- [EXERCISE INSTRUCTIONS] Which of the lines below hold "icon"? Please return each one.

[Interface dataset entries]
★ ★ ★ ★

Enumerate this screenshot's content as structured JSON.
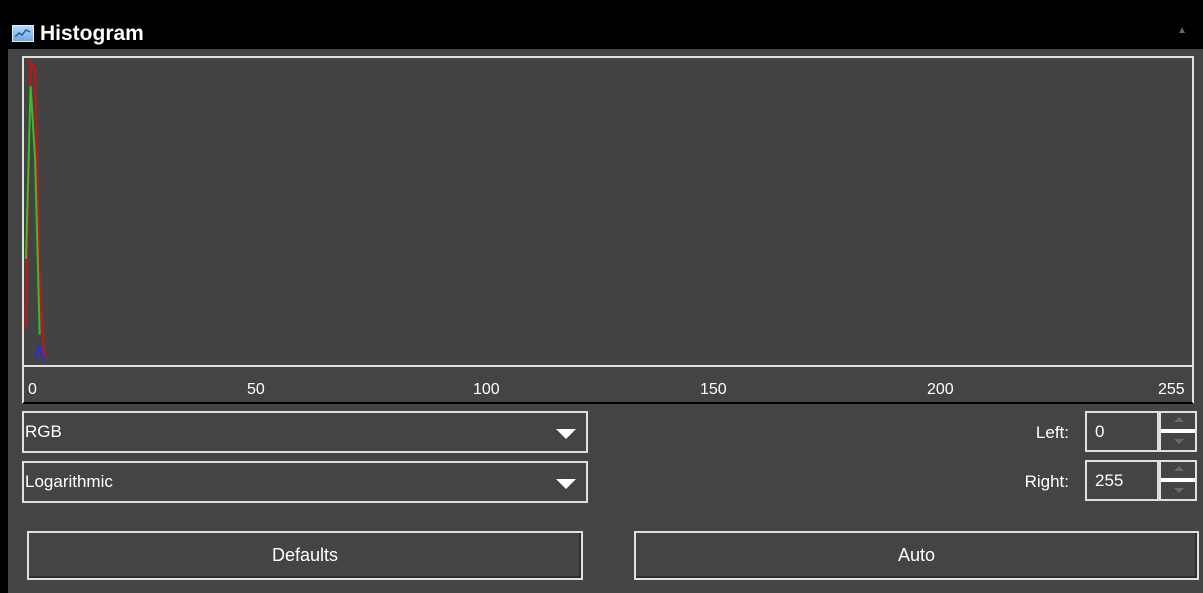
{
  "window": {
    "title": "Histogram",
    "title_icon": "histogram-icon",
    "collapse_icon": "collapse-arrow-icon"
  },
  "chart_data": {
    "type": "line",
    "x_ticks": [
      "0",
      "50",
      "100",
      "150",
      "200",
      "255"
    ],
    "xlim": [
      0,
      255
    ],
    "scale": "Logarithmic",
    "series": [
      {
        "color": "#d01010",
        "values": [
          [
            0,
            0.12
          ],
          [
            1,
            1.0
          ],
          [
            2,
            0.98
          ],
          [
            3,
            0.3
          ],
          [
            4,
            0.02
          ]
        ]
      },
      {
        "color": "#2ec22e",
        "values": [
          [
            0,
            0.35
          ],
          [
            1,
            0.92
          ],
          [
            2,
            0.68
          ],
          [
            3,
            0.1
          ]
        ]
      },
      {
        "color": "#2030e0",
        "values": [
          [
            2,
            0.02
          ],
          [
            3,
            0.06
          ],
          [
            4,
            0.01
          ]
        ]
      }
    ]
  },
  "controls": {
    "channel": "RGB",
    "scale": "Logarithmic",
    "left_label": "Left:",
    "left_value": "0",
    "right_label": "Right:",
    "right_value": "255"
  },
  "buttons": {
    "defaults": "Defaults",
    "auto": "Auto"
  },
  "colors": {
    "background": "#444444",
    "titlebar": "#000000",
    "border": "#e0e0e0"
  }
}
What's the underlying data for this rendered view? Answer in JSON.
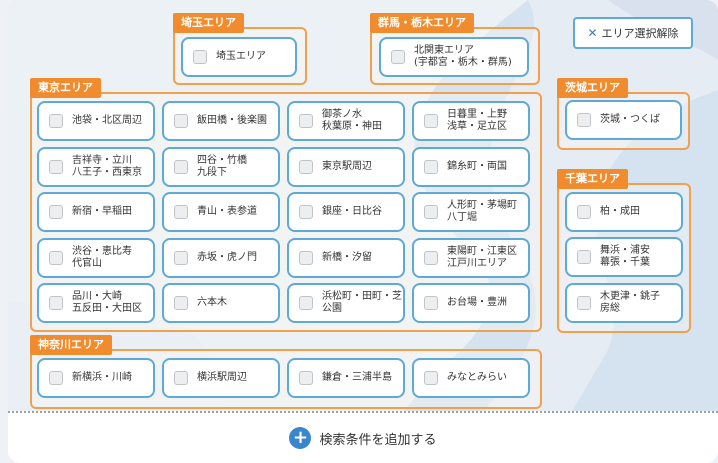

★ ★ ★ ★

- [TASK RESPONSE]
    "title_icon": "histogram-icon",
    "collapse_icon": "collapse-arrow-icon"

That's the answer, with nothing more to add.